But Macy’s is still bullish on Pinterest this holiday season—in particular, its video ads.
The key to the success of kiosks that sell items a store doesn’t usually carry is marketing support, says a provider of such kiosks. But retailers are constrained by how much promotional space they can provide any one program or product, retailers say.
Retail store kiosks can generate substantial incremental revenue as well as provide a higher level of customer service for ordering unstocked products, says Lisa Kent, CEO of Nexpansion, a provider of kiosks and complementary web-based systems to retailers like Lowes Foods and Clemmons Family Market. But realizing those revenues requires a commitment to marketing support on the part of the retailer, she adds.
Kent figures that a good kiosk program can net a 200-store supermarket chain as much as $11 million and that’s just in the first year of the chain’s implementation of the program. Based on an actual average kiosk purchase Nexpansion has recorded of $32, Kent estimates that a 200-store retailer can expect to reap first-year sales of $2 million to $6 million. But that’s only if the retailer provides effective marketing support, such as prominent mentions in weekly printed fliers and well-placed signs in stores.
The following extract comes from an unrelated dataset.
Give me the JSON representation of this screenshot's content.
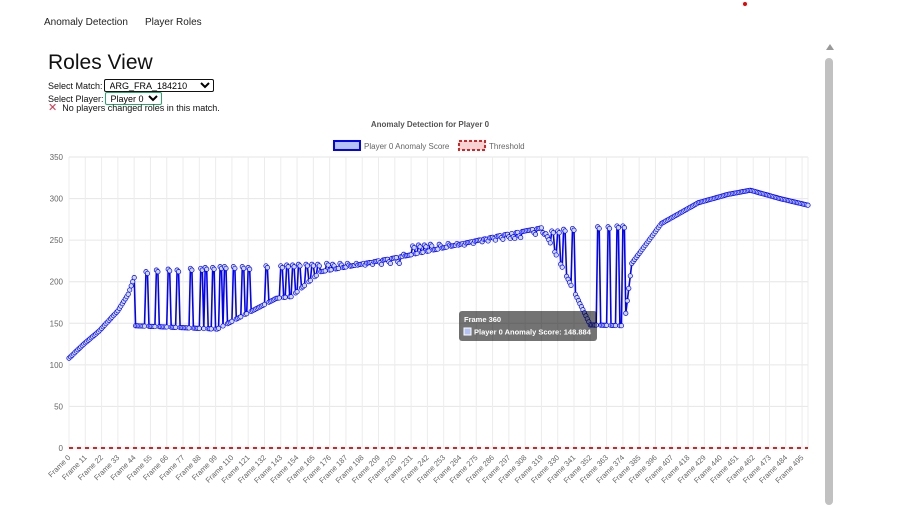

Kent adds that if the program is marketed successfully enough to elicit a 10% increase in loyalty among its base kiosk customers, the retailer should realize another $5 million. She also figures that kiosks enable retailers to save up to $500,000 a year in operating costs related to handling special orders for products not normally offered in stores. In addition, the loyalty points shoppers earn on kiosk-based purchases are automatically applied to the regular store loyalty program.
Some retailers, however, say that promoting kiosks with in-store displays can be difficult, because they need to dedicate as much floor space as possible to promoting in-store products. "We have to offer values in every in-store category every week and communicate that to customers," says a spokesman for P&C; Foods parent Penn Traffic Co., Syracuse, NY.
Moreover, they must also factor in the cost of installing and maintaining the kiosks. Mukul Krishna, an analyst with San Antonio, TX-based Frost & Sullivan, says it would cost $1.2 million to deploy 200 kiosks, figuring an average per-kiosk cost of $6,000. In addition, he says, retailers may have to take on other costs for content creation, kiosk systems management, Internet access fees and network costs. "It is, therefore, more of an uphill battle for kiosk vendors to convince potential clients of the return on investment in the present economic climate," he says. "I’m not saying that this is how it will remain, but as of now this is something that potential customers are going to pay a lot of attention to in making their decision."
Kent says that retailers should be able to recoup these costs by selling advertising on the kiosks to manufacturers who offer products through the kiosks. She adds that kiosks can also be used for more than one type of service, such as providing bank account access as well shopping portals.